Look through the records, and wherever the string "subtitle" turns up, copy out that line.
(Information shown)
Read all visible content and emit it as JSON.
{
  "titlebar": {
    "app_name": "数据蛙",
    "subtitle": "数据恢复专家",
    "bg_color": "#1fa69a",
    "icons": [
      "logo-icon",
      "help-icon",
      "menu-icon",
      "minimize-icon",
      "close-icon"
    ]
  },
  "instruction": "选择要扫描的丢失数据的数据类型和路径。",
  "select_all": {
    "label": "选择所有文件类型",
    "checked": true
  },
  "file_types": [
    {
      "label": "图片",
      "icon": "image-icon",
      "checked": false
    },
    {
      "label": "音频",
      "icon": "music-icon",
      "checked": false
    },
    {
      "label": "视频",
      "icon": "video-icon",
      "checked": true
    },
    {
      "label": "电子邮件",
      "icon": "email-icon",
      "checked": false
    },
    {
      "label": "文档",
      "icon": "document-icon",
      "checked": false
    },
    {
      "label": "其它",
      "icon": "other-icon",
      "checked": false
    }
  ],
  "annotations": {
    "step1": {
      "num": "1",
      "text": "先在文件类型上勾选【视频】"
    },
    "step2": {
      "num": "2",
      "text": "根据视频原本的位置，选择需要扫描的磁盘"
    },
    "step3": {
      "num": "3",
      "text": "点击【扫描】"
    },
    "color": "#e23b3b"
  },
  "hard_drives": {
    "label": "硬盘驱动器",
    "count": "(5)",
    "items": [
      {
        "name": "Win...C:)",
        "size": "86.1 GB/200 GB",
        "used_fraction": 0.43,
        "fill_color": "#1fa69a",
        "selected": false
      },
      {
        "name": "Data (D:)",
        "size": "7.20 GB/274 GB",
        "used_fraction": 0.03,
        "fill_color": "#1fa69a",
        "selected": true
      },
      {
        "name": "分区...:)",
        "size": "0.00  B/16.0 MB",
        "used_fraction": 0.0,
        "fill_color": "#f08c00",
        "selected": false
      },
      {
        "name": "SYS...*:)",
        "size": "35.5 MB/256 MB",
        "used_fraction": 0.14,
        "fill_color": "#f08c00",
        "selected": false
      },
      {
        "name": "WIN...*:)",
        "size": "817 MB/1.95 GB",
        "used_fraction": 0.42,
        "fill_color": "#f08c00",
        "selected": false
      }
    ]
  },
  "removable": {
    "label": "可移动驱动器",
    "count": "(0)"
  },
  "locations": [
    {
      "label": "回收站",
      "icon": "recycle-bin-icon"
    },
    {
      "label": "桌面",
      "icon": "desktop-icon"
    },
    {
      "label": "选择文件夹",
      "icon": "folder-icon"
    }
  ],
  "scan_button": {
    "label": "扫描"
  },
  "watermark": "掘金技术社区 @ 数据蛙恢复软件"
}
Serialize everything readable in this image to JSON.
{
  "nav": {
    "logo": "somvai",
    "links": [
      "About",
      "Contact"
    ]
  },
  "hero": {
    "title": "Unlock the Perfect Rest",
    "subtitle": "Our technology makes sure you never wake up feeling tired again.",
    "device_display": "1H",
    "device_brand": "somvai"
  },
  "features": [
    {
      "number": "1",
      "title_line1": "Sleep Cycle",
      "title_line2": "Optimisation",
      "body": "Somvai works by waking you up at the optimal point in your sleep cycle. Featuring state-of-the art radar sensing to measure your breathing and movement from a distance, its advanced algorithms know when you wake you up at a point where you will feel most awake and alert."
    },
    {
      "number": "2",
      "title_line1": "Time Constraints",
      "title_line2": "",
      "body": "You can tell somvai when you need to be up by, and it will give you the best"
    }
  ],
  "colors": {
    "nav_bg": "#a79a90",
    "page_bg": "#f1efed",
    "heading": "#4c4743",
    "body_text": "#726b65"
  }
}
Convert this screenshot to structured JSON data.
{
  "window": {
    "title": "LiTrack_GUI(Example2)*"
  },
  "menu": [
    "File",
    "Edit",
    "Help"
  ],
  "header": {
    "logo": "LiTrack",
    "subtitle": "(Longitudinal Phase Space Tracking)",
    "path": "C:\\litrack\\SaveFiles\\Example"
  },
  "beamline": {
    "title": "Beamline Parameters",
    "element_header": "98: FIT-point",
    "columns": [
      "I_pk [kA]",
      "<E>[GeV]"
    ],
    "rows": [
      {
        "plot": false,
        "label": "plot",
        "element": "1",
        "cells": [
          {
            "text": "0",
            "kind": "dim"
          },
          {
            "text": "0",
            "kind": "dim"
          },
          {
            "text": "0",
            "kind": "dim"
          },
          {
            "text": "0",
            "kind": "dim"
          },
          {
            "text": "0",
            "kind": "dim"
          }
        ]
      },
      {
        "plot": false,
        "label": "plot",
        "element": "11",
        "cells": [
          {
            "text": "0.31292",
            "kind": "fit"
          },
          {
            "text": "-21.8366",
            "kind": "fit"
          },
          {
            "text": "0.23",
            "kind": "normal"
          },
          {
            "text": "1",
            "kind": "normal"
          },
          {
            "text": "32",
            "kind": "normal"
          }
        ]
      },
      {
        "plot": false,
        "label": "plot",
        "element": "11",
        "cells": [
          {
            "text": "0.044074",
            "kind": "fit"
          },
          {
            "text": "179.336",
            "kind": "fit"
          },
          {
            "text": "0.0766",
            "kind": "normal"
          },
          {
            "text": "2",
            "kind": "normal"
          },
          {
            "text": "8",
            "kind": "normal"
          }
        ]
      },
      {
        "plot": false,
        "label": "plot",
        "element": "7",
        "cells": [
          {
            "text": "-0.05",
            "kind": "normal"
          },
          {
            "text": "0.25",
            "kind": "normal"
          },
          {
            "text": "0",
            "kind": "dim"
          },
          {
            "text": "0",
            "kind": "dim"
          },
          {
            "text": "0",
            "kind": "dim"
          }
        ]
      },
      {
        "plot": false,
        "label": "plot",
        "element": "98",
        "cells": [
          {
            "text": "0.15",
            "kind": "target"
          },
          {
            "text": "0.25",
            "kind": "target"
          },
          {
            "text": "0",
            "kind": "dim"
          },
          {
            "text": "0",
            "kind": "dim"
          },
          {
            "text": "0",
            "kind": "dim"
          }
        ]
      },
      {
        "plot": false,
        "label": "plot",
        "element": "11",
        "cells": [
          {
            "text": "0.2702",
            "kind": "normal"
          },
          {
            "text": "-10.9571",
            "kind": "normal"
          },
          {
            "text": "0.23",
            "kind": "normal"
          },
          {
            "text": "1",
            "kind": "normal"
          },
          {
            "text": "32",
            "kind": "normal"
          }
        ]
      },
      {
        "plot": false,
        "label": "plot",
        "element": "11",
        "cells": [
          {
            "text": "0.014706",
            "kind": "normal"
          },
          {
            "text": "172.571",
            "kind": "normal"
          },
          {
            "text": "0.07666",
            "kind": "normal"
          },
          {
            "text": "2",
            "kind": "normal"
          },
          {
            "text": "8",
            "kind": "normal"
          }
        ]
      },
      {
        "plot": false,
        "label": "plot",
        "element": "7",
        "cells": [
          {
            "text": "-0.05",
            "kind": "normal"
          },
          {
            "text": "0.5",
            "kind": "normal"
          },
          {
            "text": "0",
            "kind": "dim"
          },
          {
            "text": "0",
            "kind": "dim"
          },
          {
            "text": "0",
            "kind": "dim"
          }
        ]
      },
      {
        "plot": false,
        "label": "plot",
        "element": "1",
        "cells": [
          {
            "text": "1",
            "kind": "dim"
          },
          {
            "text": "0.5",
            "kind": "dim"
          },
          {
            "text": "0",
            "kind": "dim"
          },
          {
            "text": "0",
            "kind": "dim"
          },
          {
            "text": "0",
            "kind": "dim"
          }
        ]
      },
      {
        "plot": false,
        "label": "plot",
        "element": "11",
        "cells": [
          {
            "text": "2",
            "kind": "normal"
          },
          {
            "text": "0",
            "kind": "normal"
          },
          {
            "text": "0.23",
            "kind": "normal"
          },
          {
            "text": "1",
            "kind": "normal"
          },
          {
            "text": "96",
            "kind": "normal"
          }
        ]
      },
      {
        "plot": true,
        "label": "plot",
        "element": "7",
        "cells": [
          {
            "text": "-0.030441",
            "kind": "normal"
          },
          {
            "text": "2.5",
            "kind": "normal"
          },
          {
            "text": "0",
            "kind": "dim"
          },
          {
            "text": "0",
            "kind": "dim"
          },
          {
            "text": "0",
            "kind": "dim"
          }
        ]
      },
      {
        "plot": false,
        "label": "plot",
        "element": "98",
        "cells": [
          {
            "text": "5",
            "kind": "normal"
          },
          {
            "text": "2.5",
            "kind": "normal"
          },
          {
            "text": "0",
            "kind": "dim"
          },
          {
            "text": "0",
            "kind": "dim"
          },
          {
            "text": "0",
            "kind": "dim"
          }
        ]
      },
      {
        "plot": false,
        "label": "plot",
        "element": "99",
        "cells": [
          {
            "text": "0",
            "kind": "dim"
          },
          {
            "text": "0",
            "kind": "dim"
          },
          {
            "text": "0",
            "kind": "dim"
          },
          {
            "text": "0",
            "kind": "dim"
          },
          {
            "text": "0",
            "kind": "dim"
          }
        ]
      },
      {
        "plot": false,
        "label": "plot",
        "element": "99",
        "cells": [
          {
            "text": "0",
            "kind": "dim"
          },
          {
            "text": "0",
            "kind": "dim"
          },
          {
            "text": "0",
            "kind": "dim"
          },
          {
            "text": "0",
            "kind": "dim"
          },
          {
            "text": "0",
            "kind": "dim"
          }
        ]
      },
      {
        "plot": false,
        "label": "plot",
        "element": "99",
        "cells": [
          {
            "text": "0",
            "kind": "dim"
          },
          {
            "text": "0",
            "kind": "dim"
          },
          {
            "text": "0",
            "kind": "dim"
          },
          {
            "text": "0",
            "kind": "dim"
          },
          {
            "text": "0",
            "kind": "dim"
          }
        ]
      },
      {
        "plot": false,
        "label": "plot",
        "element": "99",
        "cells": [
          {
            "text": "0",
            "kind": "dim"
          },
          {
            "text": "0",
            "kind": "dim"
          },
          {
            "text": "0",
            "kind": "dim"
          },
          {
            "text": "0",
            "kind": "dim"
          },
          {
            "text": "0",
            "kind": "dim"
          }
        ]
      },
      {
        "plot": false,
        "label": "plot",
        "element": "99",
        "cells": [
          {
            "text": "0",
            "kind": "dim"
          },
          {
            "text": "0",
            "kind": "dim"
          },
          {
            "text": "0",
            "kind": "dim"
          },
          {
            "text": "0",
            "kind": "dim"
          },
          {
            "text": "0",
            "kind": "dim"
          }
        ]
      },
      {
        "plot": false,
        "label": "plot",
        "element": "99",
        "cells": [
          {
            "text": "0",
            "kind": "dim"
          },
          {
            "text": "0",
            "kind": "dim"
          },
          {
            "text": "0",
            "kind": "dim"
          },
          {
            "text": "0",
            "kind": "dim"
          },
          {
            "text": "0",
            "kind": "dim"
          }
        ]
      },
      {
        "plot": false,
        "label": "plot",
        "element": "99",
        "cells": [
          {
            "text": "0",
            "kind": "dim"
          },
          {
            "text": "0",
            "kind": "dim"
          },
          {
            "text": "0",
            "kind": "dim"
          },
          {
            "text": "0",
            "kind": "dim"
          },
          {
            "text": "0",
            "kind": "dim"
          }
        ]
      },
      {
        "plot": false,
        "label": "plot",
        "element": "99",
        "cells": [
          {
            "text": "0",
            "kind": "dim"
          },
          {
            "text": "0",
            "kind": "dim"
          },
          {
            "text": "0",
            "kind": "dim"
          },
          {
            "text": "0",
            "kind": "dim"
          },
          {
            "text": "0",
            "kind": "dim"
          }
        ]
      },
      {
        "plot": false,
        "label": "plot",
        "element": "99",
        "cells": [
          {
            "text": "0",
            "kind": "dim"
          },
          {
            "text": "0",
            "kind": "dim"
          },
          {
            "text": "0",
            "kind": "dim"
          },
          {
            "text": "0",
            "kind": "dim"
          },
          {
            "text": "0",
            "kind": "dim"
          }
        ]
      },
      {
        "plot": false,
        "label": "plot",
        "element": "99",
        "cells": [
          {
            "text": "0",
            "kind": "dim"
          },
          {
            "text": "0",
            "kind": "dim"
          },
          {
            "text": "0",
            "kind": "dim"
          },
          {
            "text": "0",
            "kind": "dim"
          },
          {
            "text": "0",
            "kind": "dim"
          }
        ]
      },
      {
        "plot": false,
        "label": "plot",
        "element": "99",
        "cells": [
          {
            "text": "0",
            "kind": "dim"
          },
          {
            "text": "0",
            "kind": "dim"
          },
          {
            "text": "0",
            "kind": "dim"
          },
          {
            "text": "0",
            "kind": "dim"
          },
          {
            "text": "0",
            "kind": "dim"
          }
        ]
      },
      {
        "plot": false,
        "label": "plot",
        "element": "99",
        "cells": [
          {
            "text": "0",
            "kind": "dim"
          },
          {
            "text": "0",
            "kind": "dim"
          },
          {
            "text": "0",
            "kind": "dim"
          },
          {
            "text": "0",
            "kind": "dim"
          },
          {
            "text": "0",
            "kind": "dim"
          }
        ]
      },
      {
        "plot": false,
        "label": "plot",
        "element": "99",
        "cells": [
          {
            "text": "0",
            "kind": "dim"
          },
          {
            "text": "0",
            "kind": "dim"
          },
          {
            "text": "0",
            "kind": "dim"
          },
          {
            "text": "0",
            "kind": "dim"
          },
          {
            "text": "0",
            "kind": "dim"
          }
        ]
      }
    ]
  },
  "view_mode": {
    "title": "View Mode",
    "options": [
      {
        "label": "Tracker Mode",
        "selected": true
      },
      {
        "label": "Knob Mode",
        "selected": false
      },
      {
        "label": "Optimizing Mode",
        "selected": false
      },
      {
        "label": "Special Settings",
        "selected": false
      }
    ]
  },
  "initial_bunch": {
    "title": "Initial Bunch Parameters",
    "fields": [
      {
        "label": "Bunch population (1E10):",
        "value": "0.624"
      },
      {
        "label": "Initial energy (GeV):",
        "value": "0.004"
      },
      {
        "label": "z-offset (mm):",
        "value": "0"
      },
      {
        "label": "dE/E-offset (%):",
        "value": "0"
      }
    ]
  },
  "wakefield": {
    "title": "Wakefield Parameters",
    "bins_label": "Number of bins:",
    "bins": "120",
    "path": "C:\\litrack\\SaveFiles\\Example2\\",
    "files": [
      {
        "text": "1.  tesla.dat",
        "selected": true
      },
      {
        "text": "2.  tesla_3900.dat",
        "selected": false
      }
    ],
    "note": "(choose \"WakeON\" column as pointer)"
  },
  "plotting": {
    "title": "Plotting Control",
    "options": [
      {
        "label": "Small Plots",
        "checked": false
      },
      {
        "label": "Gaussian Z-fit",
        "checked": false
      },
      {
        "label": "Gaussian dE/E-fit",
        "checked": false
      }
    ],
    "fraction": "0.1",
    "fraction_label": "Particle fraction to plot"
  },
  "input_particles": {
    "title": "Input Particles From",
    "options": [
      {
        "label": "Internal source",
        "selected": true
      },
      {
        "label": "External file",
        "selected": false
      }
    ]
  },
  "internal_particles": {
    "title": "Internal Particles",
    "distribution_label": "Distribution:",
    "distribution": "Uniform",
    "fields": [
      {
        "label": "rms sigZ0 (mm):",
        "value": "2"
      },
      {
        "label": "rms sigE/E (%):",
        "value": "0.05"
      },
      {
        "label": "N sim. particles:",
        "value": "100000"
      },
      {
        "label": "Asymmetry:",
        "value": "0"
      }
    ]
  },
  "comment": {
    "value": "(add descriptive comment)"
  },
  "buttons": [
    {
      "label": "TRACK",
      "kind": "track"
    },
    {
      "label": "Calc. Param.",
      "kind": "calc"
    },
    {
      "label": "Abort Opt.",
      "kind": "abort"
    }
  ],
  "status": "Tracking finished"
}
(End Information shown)
Answer to the exercise
    "subtitle": "数据恢复专家",
    "subtitle": "Our technology makes sure you never wake up feeling tired again.",
    "subtitle": "(Longitudinal Phase Space Tracking)",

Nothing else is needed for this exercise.